It is believed that a Chinese court official named Cai Lun invented hemp paper approximately 2,000 years ago. The process of creating paper from hemp moved to Korea and Japan by the sixth century AD. Eventually, by the 1200s, Europeans used hemp instead of wood in paper making, and the process remained in favour for centuries.

Hopefully, hemp paper will make a return because it is more durable and longer-lasting than paper made from trees. It is also more cost-efficient and better for the environment. Did you know that a hectare of hemp can produce as much paper as up to 10 hectares of trees in a two-decade period?

Hemp Clothing

Utilizing hemp as a textile is arguably one of the oldest uses of the plant. To create hemp fabric, tiny fibres are pulled from the plant’s stalk through a process known as ‘retting.’ These fibres are then spun together into one long, continuous strand before they’re woven into a fabric.

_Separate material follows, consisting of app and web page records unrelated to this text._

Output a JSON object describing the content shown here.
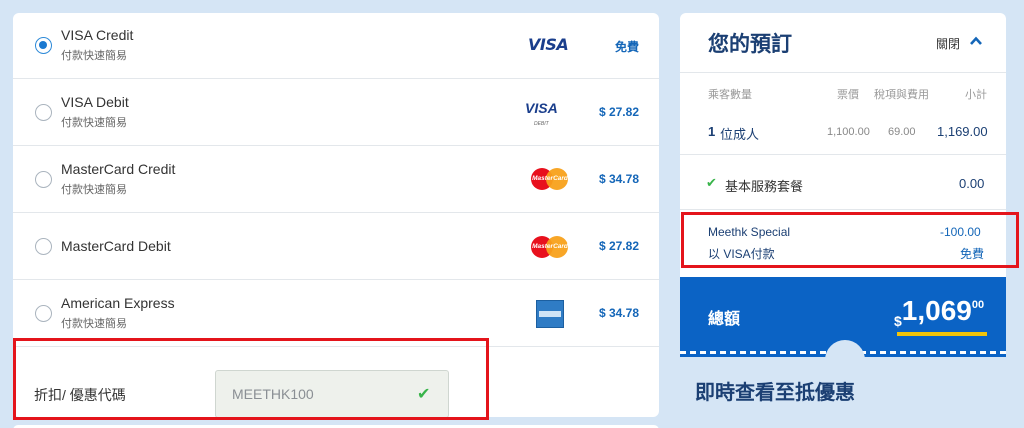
{
  "payment_methods": [
    {
      "name": "VISA Credit",
      "sub": "付款快速簡易",
      "logo": "VISA",
      "fee": "免費",
      "selected": true
    },
    {
      "name": "VISA Debit",
      "sub": "付款快速簡易",
      "logo": "VISA",
      "logo_sub": "DEBIT",
      "fee": "$ 27.82",
      "selected": false
    },
    {
      "name": "MasterCard Credit",
      "sub": "付款快速簡易",
      "logo": "MasterCard",
      "fee": "$ 34.78",
      "selected": false
    },
    {
      "name": "MasterCard Debit",
      "logo": "MasterCard",
      "fee": "$ 27.82",
      "selected": false
    },
    {
      "name": "American Express",
      "sub": "付款快速簡易",
      "fee": "$ 34.78",
      "selected": false
    }
  ],
  "promo": {
    "label": "折扣/ 優惠代碼",
    "value": "MEETHK100"
  },
  "booking": {
    "title": "您的預訂",
    "close_label": "關閉",
    "headers": {
      "passengers": "乘客數量",
      "fare": "票價",
      "tax": "稅項與費用",
      "subtotal": "小計"
    },
    "adult_row": {
      "count": "1",
      "label": "位成人",
      "fare": "1,100.00",
      "tax": "69.00",
      "subtotal": "1,169.00"
    },
    "service_row": {
      "label": "基本服務套餐",
      "amount": "0.00"
    },
    "special_row": {
      "label": "Meethk Special",
      "amount": "-100.00"
    },
    "visa_row": {
      "label": "以 VISA付款",
      "amount": "免費"
    },
    "total": {
      "label": "總額",
      "currency": "$",
      "integer": "1,069",
      "decimal": "00"
    }
  },
  "promo_headline": "即時查看至抵優惠",
  "colors": {
    "accent": "#0b63c5",
    "navy": "#1b3f73",
    "highlight": "#e4141b",
    "underline": "#f2c40a",
    "check": "#38b44a"
  }
}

In terms of texture, hemp fabric resembles linen, albeit more robust and durable. Several boutique, sustainably-minded brands stock 100% hemp-made clothes, including shirts, pants, socks, and even shoes. Perhaps hemp clothing in Australia will take off, adding another string to this remarkable plant’s bow.

Summary of Hemp Uses

Over the years, people have invented and discovered ingenious uses for hemp in everyday life. While some of these ideas, like hemp biofuel, may not yet be practical on a large scale, other inventions, like hempcrete, could be vital for a modern and eco-friendly future.

Most importantly, the powerful therapeutic potential of hemp is starting to change how Australians approach their daily health, wellness, and beauty routines. Products like broad-spectrum hemp oils are showcasing immense therapeutic benefits, and they’re becoming increasingly sought after, thanks to the full accessibility of hemp-derived products here in Australia.

If you feel inspired to try some of the finest quality hemp products, shop our classic collection here at Premium Jane. You can find a variety of hemp-infused oils, capsules, topicals, gummies, and more – all of which are formulated using solventless extraction technologies and sourced from the purest, highest-quality hemp on the planet. Our products are one of the many uses of hemp, a plant with enormous potential.